I’m leaving my physical therapist’s office, which is like a kiosk in the middle of a massive, modern Planet Fitness gym. A hulking young muscular guy hits the door at the same time as me. He’s already got his hand on it and as he pushes it open, he says, “Go ahead, miss.” I like him right away. He did not use the dreaded “ma’am” and he seems to be opening the door because he was there first, not because of my age or gender.
He goes down the steps in front of me and I see from his body that he’s a serious weights guy. “I used to be into weights,” I say, as I descend right behind him.
“But I didn’t last. It was boring. I was into the martial arts – much more exciting.”
Why was I pouring out my personal history to this handsome Adonis in his 20s? Why not. “I’m into martial arts, too,” he says. We’re outside now in the 100 degree heat and walking towards our cars – which both turn out to be at the far corner of the lot.
He explains about his American master’s style, a combo of kenpo and aikido, apparently, with some “kenpokido” type of hybrid name that these American individualists feel they need to conjure. “I did Tae Kwon Do.” He nods. We chat about fighting from the floor – which I’ve always hated; take-downs are frequently used in aikido. He doesn’t like it particularly, either, but is glad to know the techniques.
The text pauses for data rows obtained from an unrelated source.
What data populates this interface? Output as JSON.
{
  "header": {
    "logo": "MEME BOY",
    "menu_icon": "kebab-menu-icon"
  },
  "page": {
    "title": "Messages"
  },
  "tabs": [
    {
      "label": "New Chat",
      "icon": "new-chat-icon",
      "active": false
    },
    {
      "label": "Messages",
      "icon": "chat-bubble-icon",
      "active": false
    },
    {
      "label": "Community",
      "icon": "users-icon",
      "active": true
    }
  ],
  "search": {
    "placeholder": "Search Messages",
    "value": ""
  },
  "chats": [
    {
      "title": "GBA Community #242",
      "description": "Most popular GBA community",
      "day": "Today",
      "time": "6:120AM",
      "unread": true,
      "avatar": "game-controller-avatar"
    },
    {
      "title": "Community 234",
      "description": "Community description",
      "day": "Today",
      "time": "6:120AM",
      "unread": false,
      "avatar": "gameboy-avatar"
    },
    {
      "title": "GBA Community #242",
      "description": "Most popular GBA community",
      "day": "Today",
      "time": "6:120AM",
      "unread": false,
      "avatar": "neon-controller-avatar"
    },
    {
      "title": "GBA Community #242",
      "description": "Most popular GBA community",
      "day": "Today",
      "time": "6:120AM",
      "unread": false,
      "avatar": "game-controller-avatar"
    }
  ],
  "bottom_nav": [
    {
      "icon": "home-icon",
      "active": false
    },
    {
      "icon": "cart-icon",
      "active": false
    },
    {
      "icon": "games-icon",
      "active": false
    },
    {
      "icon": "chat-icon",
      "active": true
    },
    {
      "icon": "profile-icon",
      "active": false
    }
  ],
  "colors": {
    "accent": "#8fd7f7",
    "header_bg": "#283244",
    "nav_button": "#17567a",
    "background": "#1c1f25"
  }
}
I realize that this person is treating me like, well, like a person. Not someone 40 years older than him; not someone of a different gender; not someone squat and chubby and a bit butch. He’s just chatting – no agenda. He doesn’t find it odd that I lifted weights, that I was a professional martial artist – he just finds it mildly interesting.
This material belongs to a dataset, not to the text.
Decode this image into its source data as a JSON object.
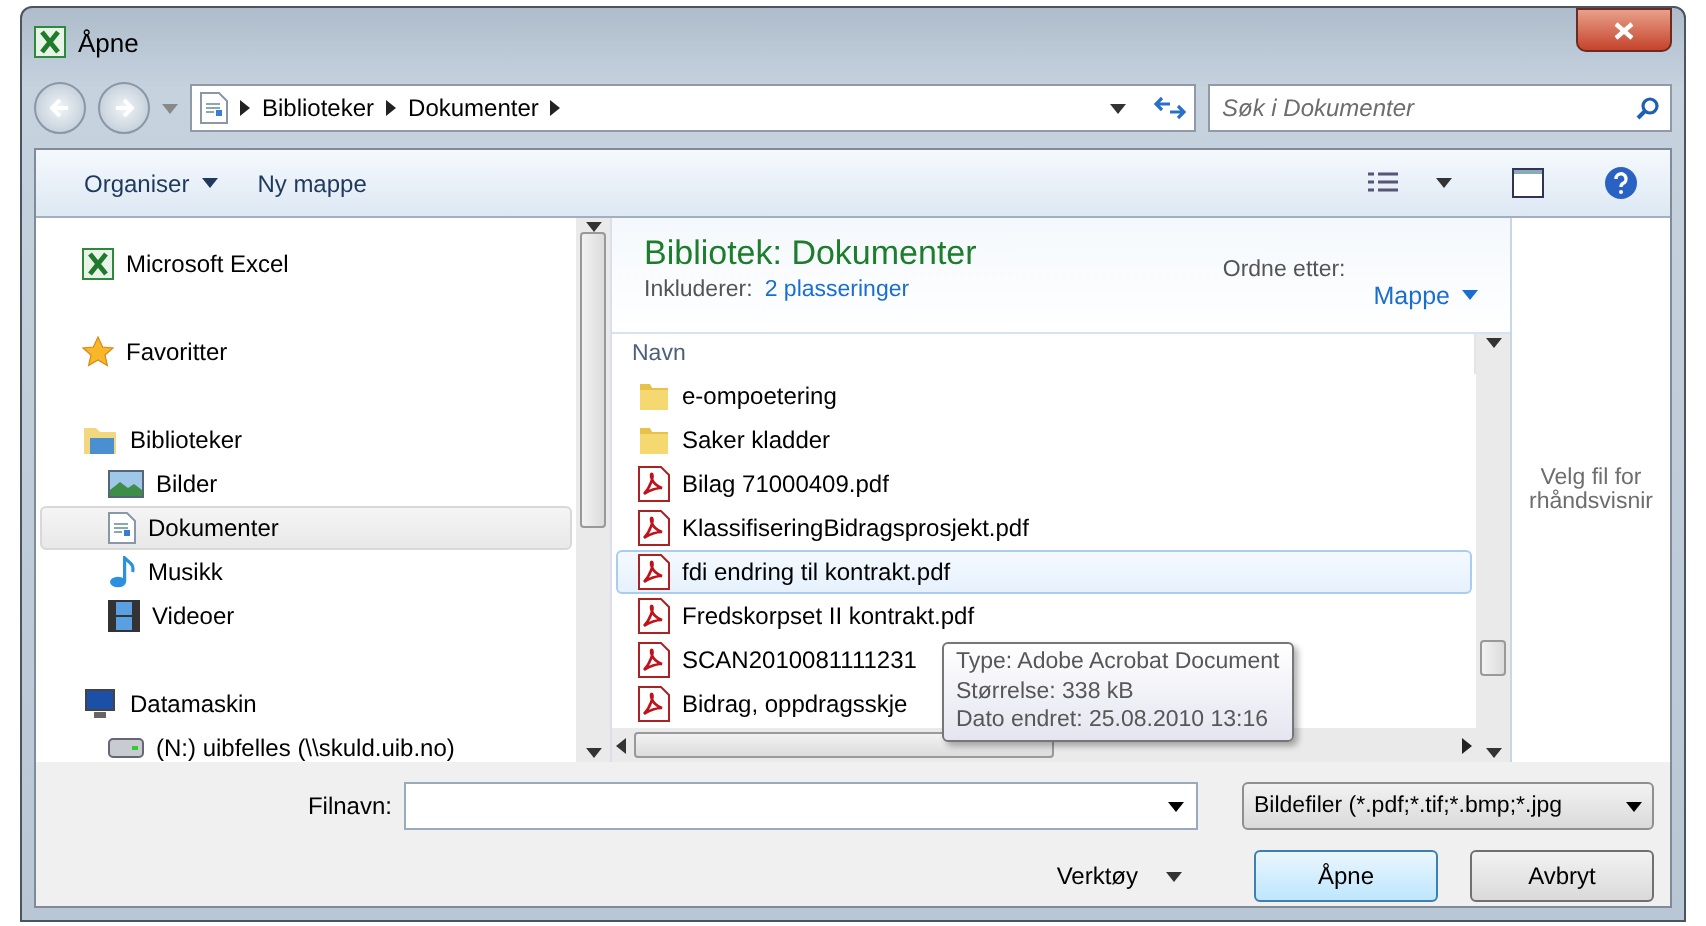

We arrive at my car first. He reaches out his hand, says his name, I say mine and we shake on it. I leave with a feeling that I have just had what should be a perfectly normal, common exchange between strangers. Except that it sadly isn’t common. Which makes it magic. Which makes my day.